In your presence, there was the resignation of Yeltsin, you were his aide, and then took a similar position already under Putin. Years later, what can you say about that transition period?
Well, Russia is constantly in some kind of transition — I have such impression. I think in that transition period it is necessary to evaluate the courage of the first president of Russia, who, having found a successor, knowing that physically he was not ready to continue to fulfill his obligations, ahead of schedule handed over power into the hands of Putin and set a very interesting precedent and, I think, noteworthy in Russia. It is hard to imagine other political figures of the same period who would be able to do it.
Do you keep in touch with former colleagues? Have someone of them left in the apparatus?

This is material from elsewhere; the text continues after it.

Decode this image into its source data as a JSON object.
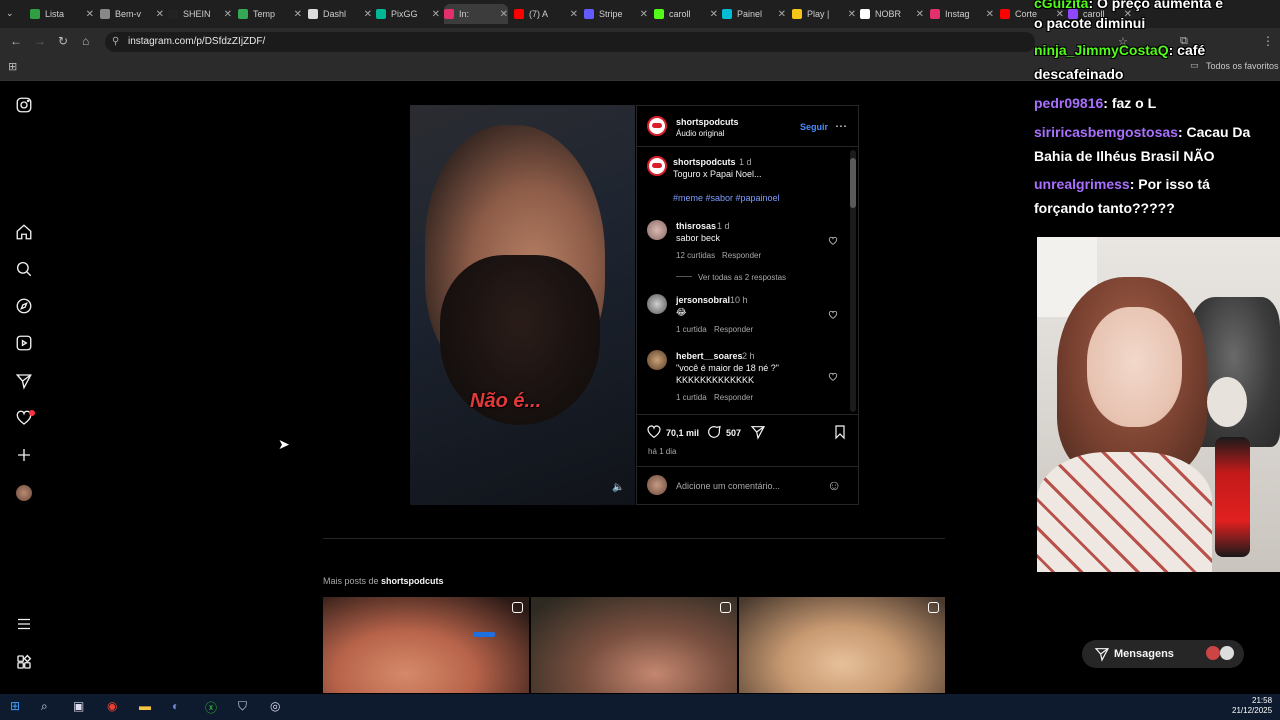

Of course, there are some. Occasionally, yes, I do maintain contact, but they are very rare.
What about Mr Putin?
I haven't met with Mr Putin since 2008.
'Tens of millions of dollars' burnt
Did you expect that you would be submitted in the Oscar long list? Perhaps at the stage of creation of the film, there was some hope?
No, I did not. When you create a feature, you think about how to do it, and then think about what festivals to promote it in, and you don't even think about awards. Here's how you do your job, then you can do the next step. There is a rigid periodization, therefore, starting a feature, I think few people think about future rewards.
Why have you become concerned with the problem of the destruction of elephants? What resources were used in creating the film?
As for the film itself, we started to shoot it three years ago. By that time, my studio had already had a large amount of films that we shot, including in Africa, by the time we had filmed about 70 films. The shooting took place in 30 countries around the world. The operators alone we have worked with are 30 people from different countries — a truly international team, international project.
Having made a film in the style of a journalistic investigation, we traced the chain of the crime: from the place of origin — in savannah or in the forests of Africa, where there are poachers, then we show how the illegal ivory comes in various transit countries, for example, in the Philippines, and then we traced its path to the main consumer of all legal and illegal ivory, which is China — more than 90% of illegal ivory goes to China. Thus, we had a full journalistic investigation of the crime from the beginning to the end, when we show the process of the sale of illegal ivory and items made from it.
Of course, we noticed this problem by chance. The thing is that for many years I have been engaged in hunting, and in 1997, I opened my African hunting by the trip to Tanzania, the famous Selous Game Reserve. I was amazed by Africa itself, as they say, 'crushed' on it. At the same time, I was amazed by the number of elephants that I saw in Selous. In fact, on each day of hunting we saw large groups of elephants. In several years I came again — it was somewhere in 2013, and saw a completely different picture. First, there was a large number of hyenas, for two weeks I did not see a single living elephant. Hyenas multiplied due to the fact that there was just a massacre, the mass destruction of elephants. During this period, the number of animals in Tanzania decreased dramatically — from 100 thousand to 12-15 thousand. By that time, I began to come across materials that talked about an incredible boom of poaching in Africa. That's why I started to shoot this movie.
New York Times in its review wrote about some the roughness, unevenness of the filming — what do think about that remark?
The uneven filmmaking is completely obvious. One-third of the material was filmed with a hidden camera. When you shoot with a hidden camera where it is not allowed to shoot, where you can just physically pushed out, relatively speaking, from a jewellery store or from a workshop, where they work with illegal ivory, you can not ensure the quality of the filming. Journalistic investigation suggests that there is unevenness in the filming. It's not a parquet shooting, this film was shot in very difficult conditions.